## STUDY MATERIAL
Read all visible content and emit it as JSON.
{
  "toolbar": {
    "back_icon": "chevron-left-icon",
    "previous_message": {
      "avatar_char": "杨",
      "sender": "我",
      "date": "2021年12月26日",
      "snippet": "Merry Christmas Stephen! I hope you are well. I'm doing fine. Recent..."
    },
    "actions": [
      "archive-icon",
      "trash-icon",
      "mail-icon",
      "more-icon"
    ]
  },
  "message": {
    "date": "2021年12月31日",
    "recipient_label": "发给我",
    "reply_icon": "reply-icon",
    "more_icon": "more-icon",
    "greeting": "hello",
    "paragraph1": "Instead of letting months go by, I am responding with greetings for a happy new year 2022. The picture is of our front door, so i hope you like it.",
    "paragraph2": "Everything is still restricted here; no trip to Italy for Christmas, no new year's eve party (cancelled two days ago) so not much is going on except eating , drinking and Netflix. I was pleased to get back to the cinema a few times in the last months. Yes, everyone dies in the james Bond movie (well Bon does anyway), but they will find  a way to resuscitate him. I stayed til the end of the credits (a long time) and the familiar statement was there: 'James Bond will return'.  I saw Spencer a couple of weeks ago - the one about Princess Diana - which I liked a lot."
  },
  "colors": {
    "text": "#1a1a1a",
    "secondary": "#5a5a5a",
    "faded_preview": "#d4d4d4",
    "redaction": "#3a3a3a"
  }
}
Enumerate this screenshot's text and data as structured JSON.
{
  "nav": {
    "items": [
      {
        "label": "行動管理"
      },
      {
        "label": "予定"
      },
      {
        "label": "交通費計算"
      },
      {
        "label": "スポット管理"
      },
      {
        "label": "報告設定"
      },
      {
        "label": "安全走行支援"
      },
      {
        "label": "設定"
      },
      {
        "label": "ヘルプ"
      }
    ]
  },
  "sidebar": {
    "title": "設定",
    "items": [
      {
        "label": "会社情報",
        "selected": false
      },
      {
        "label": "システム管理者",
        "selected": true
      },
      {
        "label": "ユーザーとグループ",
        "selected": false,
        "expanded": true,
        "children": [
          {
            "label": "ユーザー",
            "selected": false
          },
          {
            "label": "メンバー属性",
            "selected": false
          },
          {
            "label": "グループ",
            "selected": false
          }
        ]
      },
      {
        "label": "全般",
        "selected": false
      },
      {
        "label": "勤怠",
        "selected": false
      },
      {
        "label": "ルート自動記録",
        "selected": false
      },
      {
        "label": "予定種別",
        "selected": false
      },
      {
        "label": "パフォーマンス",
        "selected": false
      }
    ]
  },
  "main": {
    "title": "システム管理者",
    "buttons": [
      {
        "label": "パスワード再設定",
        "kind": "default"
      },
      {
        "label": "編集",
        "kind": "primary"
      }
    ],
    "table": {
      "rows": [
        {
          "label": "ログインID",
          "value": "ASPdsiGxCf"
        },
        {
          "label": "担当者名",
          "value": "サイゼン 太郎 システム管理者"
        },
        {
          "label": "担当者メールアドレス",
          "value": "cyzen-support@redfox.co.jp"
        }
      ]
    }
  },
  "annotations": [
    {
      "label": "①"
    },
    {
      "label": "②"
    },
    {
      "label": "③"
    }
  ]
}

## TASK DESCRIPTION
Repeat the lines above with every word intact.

## REPLY TO THE EXERCISE
Read all visible content and emit it as JSON.
{
  "toolbar": {
    "back_icon": "chevron-left-icon",
    "previous_message": {
      "avatar_char": "杨",
      "sender": "我",
      "date": "2021年12月26日",
      "snippet": "Merry Christmas Stephen! I hope you are well. I'm doing fine. Recent..."
    },
    "actions": [
      "archive-icon",
      "trash-icon",
      "mail-icon",
      "more-icon"
    ]
  },
  "message": {
    "date": "2021年12月31日",
    "recipient_label": "发给我",
    "reply_icon": "reply-icon",
    "more_icon": "more-icon",
    "greeting": "hello",
    "paragraph1": "Instead of letting months go by, I am responding with greetings for a happy new year 2022. The picture is of our front door, so i hope you like it.",
    "paragraph2": "Everything is still restricted here; no trip to Italy for Christmas, no new year's eve party (cancelled two days ago) so not much is going on except eating , drinking and Netflix. I was pleased to get back to the cinema a few times in the last months. Yes, everyone dies in the james Bond movie (well Bon does anyway), but they will find  a way to resuscitate him. I stayed til the end of the credits (a long time) and the familiar statement was there: 'James Bond will return'.  I saw Spencer a couple of weeks ago - the one about Princess Diana - which I liked a lot."
  },
  "colors": {
    "text": "#1a1a1a",
    "secondary": "#5a5a5a",
    "faded_preview": "#d4d4d4",
    "redaction": "#3a3a3a"
  }
}
Enumerate this screenshot's text and data as structured JSON.
{
  "nav": {
    "items": [
      {
        "label": "行動管理"
      },
      {
        "label": "予定"
      },
      {
        "label": "交通費計算"
      },
      {
        "label": "スポット管理"
      },
      {
        "label": "報告設定"
      },
      {
        "label": "安全走行支援"
      },
      {
        "label": "設定"
      },
      {
        "label": "ヘルプ"
      }
    ]
  },
  "sidebar": {
    "title": "設定",
    "items": [
      {
        "label": "会社情報",
        "selected": false
      },
      {
        "label": "システム管理者",
        "selected": true
      },
      {
        "label": "ユーザーとグループ",
        "selected": false,
        "expanded": true,
        "children": [
          {
            "label": "ユーザー",
            "selected": false
          },
          {
            "label": "メンバー属性",
            "selected": false
          },
          {
            "label": "グループ",
            "selected": false
          }
        ]
      },
      {
        "label": "全般",
        "selected": false
      },
      {
        "label": "勤怠",
        "selected": false
      },
      {
        "label": "ルート自動記録",
        "selected": false
      },
      {
        "label": "予定種別",
        "selected": false
      },
      {
        "label": "パフォーマンス",
        "selected": false
      }
    ]
  },
  "main": {
    "title": "システム管理者",
    "buttons": [
      {
        "label": "パスワード再設定",
        "kind": "default"
      },
      {
        "label": "編集",
        "kind": "primary"
      }
    ],
    "table": {
      "rows": [
        {
          "label": "ログインID",
          "value": "ASPdsiGxCf"
        },
        {
          "label": "担当者名",
          "value": "サイゼン 太郎 システム管理者"
        },
        {
          "label": "担当者メールアドレス",
          "value": "cyzen-support@redfox.co.jp"
        }
      ]
    }
  },
  "annotations": [
    {
      "label": "①"
    },
    {
      "label": "②"
    },
    {
      "label": "③"
    }
  ]
}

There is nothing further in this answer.